Car and other lead acid batteries
Lead-acid batteries are used in cars, motorcycles, boats, emergency lighting and air-conditioners.
These batteries contain lead, lead compounds and/or sulphuric acid. If not disposed of properly, these toxic materials can enter our environment and harm human health and wildlife.
Batteries can also start fires in our collection trucks if you place them in your kerbside bins.
Fortunately, there are plenty of free options available to recycle your lead-acid batteries:
Household batteries can leach a range of heavy metals—such as cadmium, lead and mercury—into our environment if they are not disposed of responsibly. Some batteries can also start fires in our collection trucks if placed in your kerbside bins.
Household batteries include both single-use batteries (usually alkaline batteries with Zinc, Manganese or Lithium chemistry) and rechargeable batteries (usually Nickel-Cadmium, Nickel Metal Hydride or Lithium Ion), including those designed for laptops, power tools, cameras and other electronic equipment.
Domestic quantities of household batteries can be safely recycled at:
- Aldi supermarkets. Any brand of AA, AAA, C, D and 9V batteries (both rechargeable and non-rechargeable) are accepted - simply drop your used batteries into the dedicated bins in store. Other battery types (such as button and 12-volt batteries) are not accepted.
- Participating Battery World, Woolworths and Officeworks stores. Visit the Recycling Near You website for details.
- Community Recycling Stations at several City of Newcastle facilities.
- Summerhill Community Recycling Centre in Wallsend.
- Household Chemical Clean Out events, held twice-yearly in Newcastle and at other locations on specified dates.
Preparing batteries for recycling
To minimise the risk of short circuiting and potential fires, please place sticky tape over the terminals of any lithium-based batteries (including button cell batteries) and any batteries that have both terminals on one side (such as 9-volt batteries). If a battery has lead wires these should be removed or the bare wire ends covered in sticky tape.

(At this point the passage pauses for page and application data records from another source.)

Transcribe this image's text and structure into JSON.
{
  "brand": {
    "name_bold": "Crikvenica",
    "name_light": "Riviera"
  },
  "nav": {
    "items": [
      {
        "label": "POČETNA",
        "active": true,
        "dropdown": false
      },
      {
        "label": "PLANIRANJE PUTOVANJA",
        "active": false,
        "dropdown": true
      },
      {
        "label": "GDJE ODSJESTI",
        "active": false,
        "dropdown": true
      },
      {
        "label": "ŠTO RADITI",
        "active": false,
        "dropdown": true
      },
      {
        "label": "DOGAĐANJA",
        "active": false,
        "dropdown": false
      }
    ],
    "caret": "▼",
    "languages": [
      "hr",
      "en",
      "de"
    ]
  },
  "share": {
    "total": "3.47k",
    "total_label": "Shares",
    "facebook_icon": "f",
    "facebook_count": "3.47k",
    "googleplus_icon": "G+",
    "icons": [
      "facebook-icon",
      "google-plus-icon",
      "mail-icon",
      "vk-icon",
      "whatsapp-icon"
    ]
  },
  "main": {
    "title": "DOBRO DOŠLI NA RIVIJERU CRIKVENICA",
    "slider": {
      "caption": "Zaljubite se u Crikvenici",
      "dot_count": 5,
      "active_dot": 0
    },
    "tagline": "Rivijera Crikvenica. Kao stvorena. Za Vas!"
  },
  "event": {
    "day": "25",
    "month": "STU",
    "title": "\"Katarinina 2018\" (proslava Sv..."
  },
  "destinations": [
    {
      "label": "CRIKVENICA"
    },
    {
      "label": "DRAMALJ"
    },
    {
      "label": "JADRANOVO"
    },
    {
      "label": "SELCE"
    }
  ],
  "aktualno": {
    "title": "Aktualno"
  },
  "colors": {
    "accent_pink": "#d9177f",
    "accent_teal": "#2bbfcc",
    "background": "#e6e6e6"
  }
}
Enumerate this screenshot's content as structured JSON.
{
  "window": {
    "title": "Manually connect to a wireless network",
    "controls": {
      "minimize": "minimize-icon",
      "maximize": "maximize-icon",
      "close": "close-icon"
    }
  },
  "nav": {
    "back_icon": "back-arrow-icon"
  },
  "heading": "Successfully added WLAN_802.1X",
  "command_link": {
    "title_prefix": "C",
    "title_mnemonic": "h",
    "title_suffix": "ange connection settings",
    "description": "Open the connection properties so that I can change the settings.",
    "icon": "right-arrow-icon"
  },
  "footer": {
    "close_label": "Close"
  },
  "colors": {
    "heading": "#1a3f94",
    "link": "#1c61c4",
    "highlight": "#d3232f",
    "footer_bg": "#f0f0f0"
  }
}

The Australian Battery Recycling Initiative (ABRI) guidelines offers advice on how to safely recycle your household batteries (please note: the information provided is general in nature and provided for educational purposes only).
Reducing household battery waste
You can minimise battery usage by connecting appliances to the mains power where possible.
You can also save money (in the long run) and reduce waste by buying rechargeable batteries. Many of these batteries can be recharged in less than 15 minutes, and can be recharged up to 1000 times.
Mobile phone batteries
Visit Mobile Muster to find your nearest recycling drop-off point for mobile phones, batteries and accessories.
Mobile Muster also offer free mailing options to post back your old mobiles and accessories for recycling.
You can also drop off mobile phones, batteries and accessories at several of our Community Recycling Stations.